-- GIVEN RECORDS follows --
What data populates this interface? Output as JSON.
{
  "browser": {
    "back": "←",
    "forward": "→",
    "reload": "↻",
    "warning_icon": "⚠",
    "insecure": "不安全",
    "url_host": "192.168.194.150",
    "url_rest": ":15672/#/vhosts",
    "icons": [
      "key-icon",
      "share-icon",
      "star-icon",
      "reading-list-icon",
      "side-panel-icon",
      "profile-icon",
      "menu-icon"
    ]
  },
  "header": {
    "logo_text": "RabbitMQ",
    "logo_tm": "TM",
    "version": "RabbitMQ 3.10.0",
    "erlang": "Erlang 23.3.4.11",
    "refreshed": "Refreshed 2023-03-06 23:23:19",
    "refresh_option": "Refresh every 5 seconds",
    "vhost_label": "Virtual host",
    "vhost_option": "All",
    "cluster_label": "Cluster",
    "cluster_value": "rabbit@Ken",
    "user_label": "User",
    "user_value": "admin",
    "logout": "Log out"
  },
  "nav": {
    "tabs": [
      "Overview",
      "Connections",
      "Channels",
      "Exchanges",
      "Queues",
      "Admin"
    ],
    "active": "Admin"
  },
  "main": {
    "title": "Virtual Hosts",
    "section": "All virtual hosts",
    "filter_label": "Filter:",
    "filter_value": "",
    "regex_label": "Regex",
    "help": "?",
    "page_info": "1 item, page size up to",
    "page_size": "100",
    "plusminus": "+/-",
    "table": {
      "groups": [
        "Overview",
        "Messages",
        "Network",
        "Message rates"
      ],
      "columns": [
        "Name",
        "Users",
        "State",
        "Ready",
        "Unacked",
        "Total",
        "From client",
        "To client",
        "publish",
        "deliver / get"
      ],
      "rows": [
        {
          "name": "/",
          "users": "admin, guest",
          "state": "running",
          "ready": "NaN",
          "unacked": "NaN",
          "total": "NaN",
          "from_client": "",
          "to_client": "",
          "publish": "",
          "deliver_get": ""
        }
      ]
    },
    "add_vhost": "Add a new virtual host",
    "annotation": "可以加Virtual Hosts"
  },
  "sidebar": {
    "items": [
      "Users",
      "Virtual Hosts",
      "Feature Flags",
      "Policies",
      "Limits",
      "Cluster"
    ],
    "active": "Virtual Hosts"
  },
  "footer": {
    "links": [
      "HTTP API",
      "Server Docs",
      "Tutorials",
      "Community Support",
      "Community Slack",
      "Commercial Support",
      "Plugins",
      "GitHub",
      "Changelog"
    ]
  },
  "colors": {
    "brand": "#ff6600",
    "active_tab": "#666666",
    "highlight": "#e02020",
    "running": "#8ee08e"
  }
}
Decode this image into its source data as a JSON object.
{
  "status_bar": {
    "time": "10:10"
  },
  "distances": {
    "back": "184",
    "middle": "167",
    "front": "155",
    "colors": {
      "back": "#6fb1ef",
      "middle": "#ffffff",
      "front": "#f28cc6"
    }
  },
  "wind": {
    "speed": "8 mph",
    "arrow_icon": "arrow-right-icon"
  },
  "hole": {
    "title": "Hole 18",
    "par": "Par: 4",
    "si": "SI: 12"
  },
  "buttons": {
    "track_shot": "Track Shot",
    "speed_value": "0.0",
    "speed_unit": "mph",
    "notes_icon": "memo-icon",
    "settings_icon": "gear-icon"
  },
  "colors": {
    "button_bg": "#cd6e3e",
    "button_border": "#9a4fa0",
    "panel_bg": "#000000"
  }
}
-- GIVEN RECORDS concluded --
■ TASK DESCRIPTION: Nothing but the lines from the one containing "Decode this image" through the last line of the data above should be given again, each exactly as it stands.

■ FINISHED EXERCISE:
Decode this image into its source data as a JSON object.
{
  "status_bar": {
    "time": "10:10"
  },
  "distances": {
    "back": "184",
    "middle": "167",
    "front": "155",
    "colors": {
      "back": "#6fb1ef",
      "middle": "#ffffff",
      "front": "#f28cc6"
    }
  },
  "wind": {
    "speed": "8 mph",
    "arrow_icon": "arrow-right-icon"
  },
  "hole": {
    "title": "Hole 18",
    "par": "Par: 4",
    "si": "SI: 12"
  },
  "buttons": {
    "track_shot": "Track Shot",
    "speed_value": "0.0",
    "speed_unit": "mph",
    "notes_icon": "memo-icon",
    "settings_icon": "gear-icon"
  },
  "colors": {
    "button_bg": "#cd6e3e",
    "button_border": "#9a4fa0",
    "panel_bg": "#000000"
  }
}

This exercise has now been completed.